● **BRIEF**: Note each line of the listing that contains the string "post", and copy it.

● **LISTED ENTRIES**:

===

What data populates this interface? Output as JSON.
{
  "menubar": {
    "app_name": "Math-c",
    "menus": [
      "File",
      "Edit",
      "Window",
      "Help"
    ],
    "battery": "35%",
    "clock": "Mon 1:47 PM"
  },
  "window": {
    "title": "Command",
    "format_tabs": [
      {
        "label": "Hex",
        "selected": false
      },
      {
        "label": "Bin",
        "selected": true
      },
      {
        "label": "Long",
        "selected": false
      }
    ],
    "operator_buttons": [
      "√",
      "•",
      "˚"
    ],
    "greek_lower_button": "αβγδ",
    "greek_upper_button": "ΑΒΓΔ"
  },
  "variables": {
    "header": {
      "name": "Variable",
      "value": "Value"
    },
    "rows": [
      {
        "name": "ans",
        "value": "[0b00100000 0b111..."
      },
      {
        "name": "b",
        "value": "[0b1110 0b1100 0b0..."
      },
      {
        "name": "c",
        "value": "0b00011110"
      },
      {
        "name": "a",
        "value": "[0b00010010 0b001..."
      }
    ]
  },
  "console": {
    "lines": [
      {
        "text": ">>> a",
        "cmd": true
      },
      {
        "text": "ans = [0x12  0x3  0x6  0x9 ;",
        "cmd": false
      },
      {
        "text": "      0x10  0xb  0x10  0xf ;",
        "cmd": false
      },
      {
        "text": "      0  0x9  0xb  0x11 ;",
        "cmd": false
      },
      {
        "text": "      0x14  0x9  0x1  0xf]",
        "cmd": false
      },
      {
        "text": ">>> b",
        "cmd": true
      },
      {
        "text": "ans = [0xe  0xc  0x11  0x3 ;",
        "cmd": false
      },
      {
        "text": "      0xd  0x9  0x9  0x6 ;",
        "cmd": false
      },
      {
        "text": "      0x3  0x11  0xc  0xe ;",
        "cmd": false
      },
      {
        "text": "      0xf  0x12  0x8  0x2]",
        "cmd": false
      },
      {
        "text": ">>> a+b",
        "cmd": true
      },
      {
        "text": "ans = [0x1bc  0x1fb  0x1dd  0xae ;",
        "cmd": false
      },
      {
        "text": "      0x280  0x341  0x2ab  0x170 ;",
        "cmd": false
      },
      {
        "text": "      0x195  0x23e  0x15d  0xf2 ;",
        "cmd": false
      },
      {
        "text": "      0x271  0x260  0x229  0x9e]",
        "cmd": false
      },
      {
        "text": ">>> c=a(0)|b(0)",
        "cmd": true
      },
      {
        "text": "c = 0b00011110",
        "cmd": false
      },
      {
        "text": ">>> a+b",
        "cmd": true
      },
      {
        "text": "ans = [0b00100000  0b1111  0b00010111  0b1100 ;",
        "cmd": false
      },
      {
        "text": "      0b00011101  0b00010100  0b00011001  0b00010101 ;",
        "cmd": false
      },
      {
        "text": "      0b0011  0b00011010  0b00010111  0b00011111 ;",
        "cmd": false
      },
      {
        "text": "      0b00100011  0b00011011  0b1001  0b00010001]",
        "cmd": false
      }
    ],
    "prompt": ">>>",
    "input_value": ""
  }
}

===

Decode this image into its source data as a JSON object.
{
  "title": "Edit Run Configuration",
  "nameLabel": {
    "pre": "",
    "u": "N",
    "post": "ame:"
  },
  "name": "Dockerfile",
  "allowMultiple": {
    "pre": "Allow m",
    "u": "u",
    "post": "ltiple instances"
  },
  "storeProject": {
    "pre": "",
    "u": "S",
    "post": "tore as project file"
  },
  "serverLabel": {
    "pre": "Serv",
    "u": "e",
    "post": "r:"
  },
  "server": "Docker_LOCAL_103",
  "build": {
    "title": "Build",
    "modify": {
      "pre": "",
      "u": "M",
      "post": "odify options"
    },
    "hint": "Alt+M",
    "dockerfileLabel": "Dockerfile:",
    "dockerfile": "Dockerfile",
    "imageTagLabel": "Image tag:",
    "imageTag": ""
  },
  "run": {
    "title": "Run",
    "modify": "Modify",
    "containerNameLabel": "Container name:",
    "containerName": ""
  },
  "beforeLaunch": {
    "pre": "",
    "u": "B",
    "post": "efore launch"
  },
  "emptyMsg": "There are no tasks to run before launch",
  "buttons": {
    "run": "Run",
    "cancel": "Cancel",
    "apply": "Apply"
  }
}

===

● **RESPONSE**:
    "post": "ame:"
    "post": "ltiple instances"
    "post": "tore as project file"
    "post": "r:"
      "post": "odify options"
    "post": "efore launch"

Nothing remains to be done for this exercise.